## Data records
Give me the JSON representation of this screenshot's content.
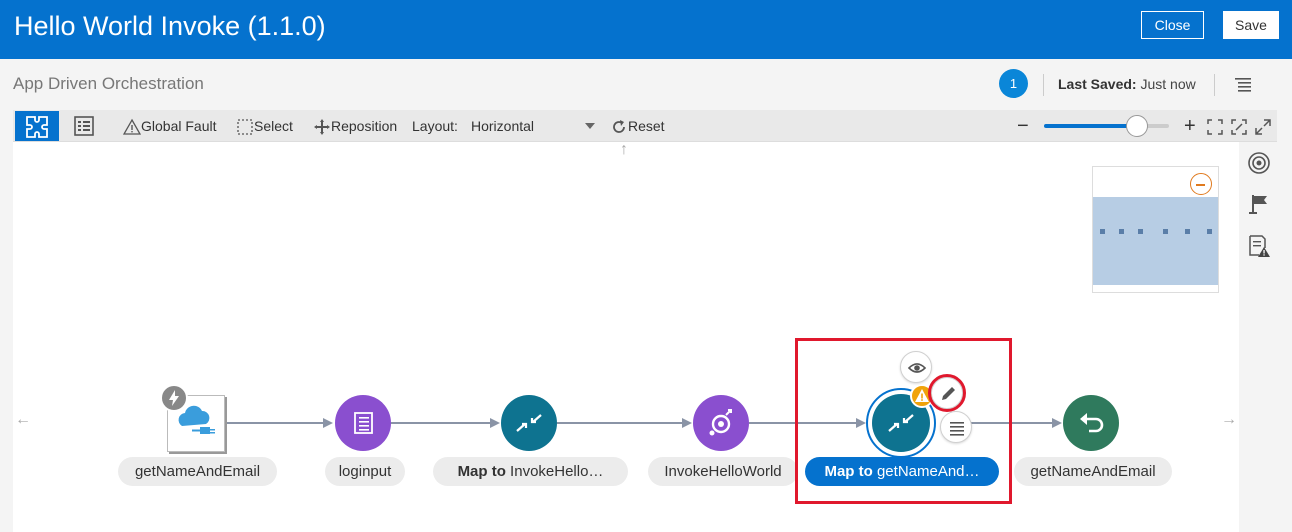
{
  "header": {
    "title": "Hello World Invoke (1.1.0)",
    "close_label": "Close",
    "save_label": "Save"
  },
  "subheader": {
    "title": "App Driven Orchestration",
    "badge_count": "1",
    "last_saved_label": "Last Saved:",
    "last_saved_value": "Just now"
  },
  "toolbar": {
    "global_fault": "Global Fault",
    "select": "Select",
    "reposition": "Reposition",
    "layout_label": "Layout:",
    "layout_value": "Horizontal",
    "reset": "Reset",
    "zoom_minus": "−",
    "zoom_plus": "+"
  },
  "nodes": [
    {
      "id": "trigger",
      "label": "getNameAndEmail",
      "icon": "cloud-plug-icon"
    },
    {
      "id": "log",
      "label": "loginput",
      "icon": "log-icon"
    },
    {
      "id": "map1",
      "label_bold": "Map to",
      "label": " InvokeHello…",
      "icon": "map-icon"
    },
    {
      "id": "invoke",
      "label": "InvokeHelloWorld",
      "icon": "invoke-icon"
    },
    {
      "id": "map2",
      "label_bold": "Map to",
      "label": " getNameAnd…",
      "icon": "map-icon",
      "selected": true
    },
    {
      "id": "return",
      "label": "getNameAndEmail",
      "icon": "return-icon"
    }
  ],
  "colors": {
    "brand_blue": "#0572ce",
    "purple": "#8a4fcf",
    "teal": "#0e7390",
    "green": "#2f7a5d",
    "highlight_red": "#e0182d",
    "warning": "#f0a30a"
  }
}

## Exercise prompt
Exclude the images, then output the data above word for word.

## Output for this task
Give me the JSON representation of this screenshot's content.
{
  "header": {
    "title": "Hello World Invoke (1.1.0)",
    "close_label": "Close",
    "save_label": "Save"
  },
  "subheader": {
    "title": "App Driven Orchestration",
    "badge_count": "1",
    "last_saved_label": "Last Saved:",
    "last_saved_value": "Just now"
  },
  "toolbar": {
    "global_fault": "Global Fault",
    "select": "Select",
    "reposition": "Reposition",
    "layout_label": "Layout:",
    "layout_value": "Horizontal",
    "reset": "Reset",
    "zoom_minus": "−",
    "zoom_plus": "+"
  },
  "nodes": [
    {
      "id": "trigger",
      "label": "getNameAndEmail",
      "icon": "cloud-plug-icon"
    },
    {
      "id": "log",
      "label": "loginput",
      "icon": "log-icon"
    },
    {
      "id": "map1",
      "label_bold": "Map to",
      "label": " InvokeHello…",
      "icon": "map-icon"
    },
    {
      "id": "invoke",
      "label": "InvokeHelloWorld",
      "icon": "invoke-icon"
    },
    {
      "id": "map2",
      "label_bold": "Map to",
      "label": " getNameAnd…",
      "icon": "map-icon",
      "selected": true
    },
    {
      "id": "return",
      "label": "getNameAndEmail",
      "icon": "return-icon"
    }
  ],
  "colors": {
    "brand_blue": "#0572ce",
    "purple": "#8a4fcf",
    "teal": "#0e7390",
    "green": "#2f7a5d",
    "highlight_red": "#e0182d",
    "warning": "#f0a30a"
  }
}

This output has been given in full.